- WORK ORDER
If a line in the entries below holds the string "value", copy it.

App and web page records
Start of Block
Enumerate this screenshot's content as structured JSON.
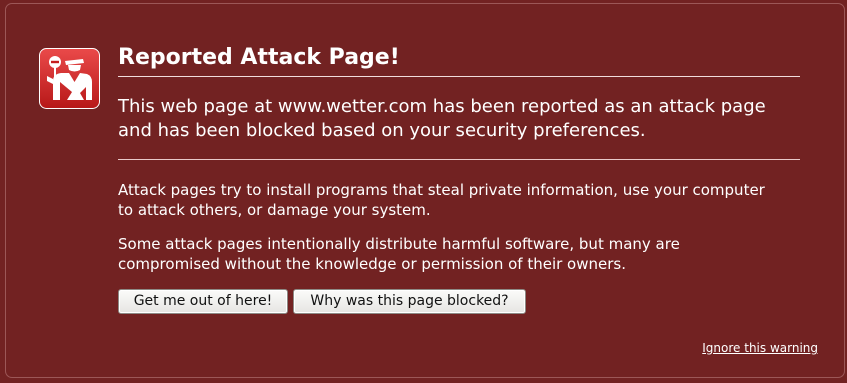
{
  "page": {
    "title": "Reported Attack Page!",
    "lead": "This web page at www.wetter.com has been reported as an attack page and has been blocked based on your security preferences.",
    "paragraphs": [
      "Attack pages try to install programs that steal private information, use your computer to attack others, or damage your system.",
      "Some attack pages intentionally distribute harmful software, but many are compromised without the knowledge or permission of their owners."
    ]
  },
  "buttons": {
    "escape_label": "Get me out of here!",
    "why_label": "Why was this page blocked?"
  },
  "links": {
    "ignore_label": "Ignore this warning"
  },
  "icons": {
    "badge": "police-officer-stop-icon"
  },
  "colors": {
    "background": "#722222",
    "icon_red": "#d42323",
    "text": "#ffffff"
  }
}
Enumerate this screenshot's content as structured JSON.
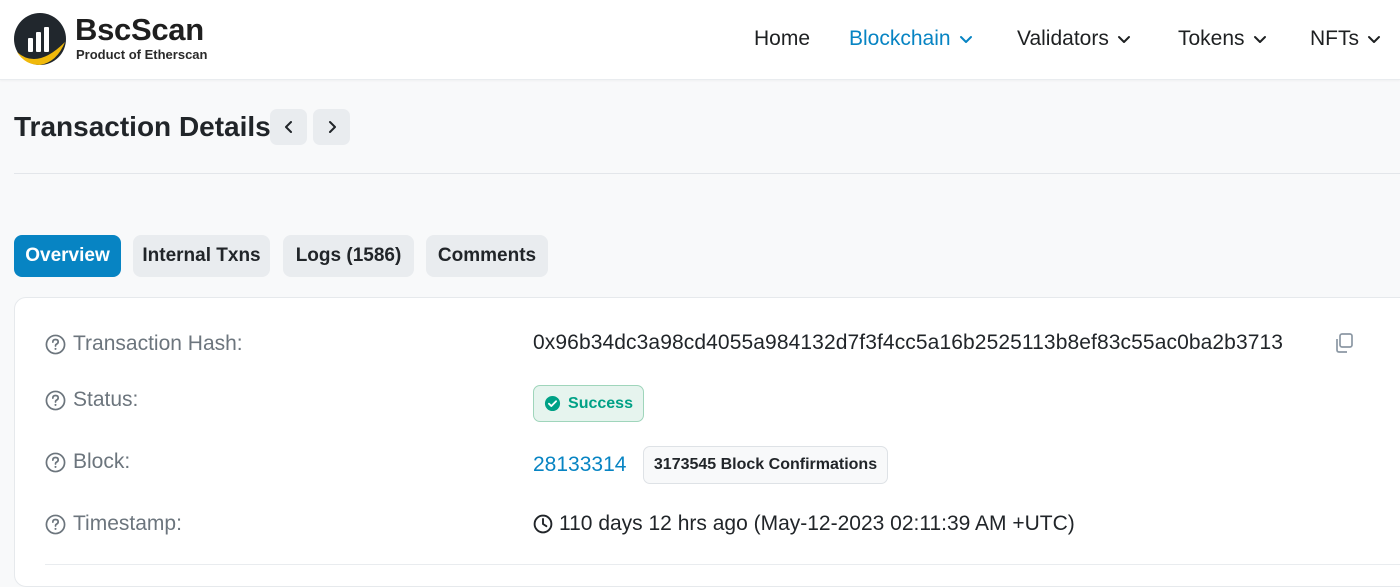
{
  "brand": {
    "name": "BscScan",
    "tagline": "Product of Etherscan"
  },
  "nav": {
    "items": [
      {
        "label": "Home",
        "dropdown": false,
        "active": false
      },
      {
        "label": "Blockchain",
        "dropdown": true,
        "active": true
      },
      {
        "label": "Validators",
        "dropdown": true,
        "active": false
      },
      {
        "label": "Tokens",
        "dropdown": true,
        "active": false
      },
      {
        "label": "NFTs",
        "dropdown": true,
        "active": false
      }
    ]
  },
  "page": {
    "title": "Transaction Details"
  },
  "tabs": [
    {
      "label": "Overview",
      "active": true
    },
    {
      "label": "Internal Txns",
      "active": false
    },
    {
      "label": "Logs (1586)",
      "active": false
    },
    {
      "label": "Comments",
      "active": false
    }
  ],
  "details": {
    "hash": {
      "label": "Transaction Hash:",
      "value": "0x96b34dc3a98cd4055a984132d7f3f4cc5a16b2525113b8ef83c55ac0ba2b3713"
    },
    "status": {
      "label": "Status:",
      "value": "Success"
    },
    "block": {
      "label": "Block:",
      "value": "28133314",
      "confirmations": "3173545 Block Confirmations"
    },
    "timestamp": {
      "label": "Timestamp:",
      "value": "110 days 12 hrs ago (May-12-2023 02:11:39 AM +UTC)"
    }
  },
  "colors": {
    "accent": "#0784c3",
    "success": "#00a186",
    "logo_dark": "#21272d",
    "logo_gold": "#f0b90b"
  },
  "icons": {
    "logo": "bscscan-logo-icon",
    "prev": "chevron-left-icon",
    "next": "chevron-right-icon",
    "help": "question-circle-icon",
    "copy": "copy-icon",
    "success": "check-circle-icon",
    "clock": "clock-icon"
  }
}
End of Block
- FINAL ANSWER
      "value": "0x96b34dc3a98cd4055a984132d7f3f4cc5a16b2525113b8ef83c55ac0ba2b3713"
      "value": "Success"
      "value": "28133314",
      "value": "110 days 12 hrs ago (May-12-2023 02:11:39 AM +UTC)"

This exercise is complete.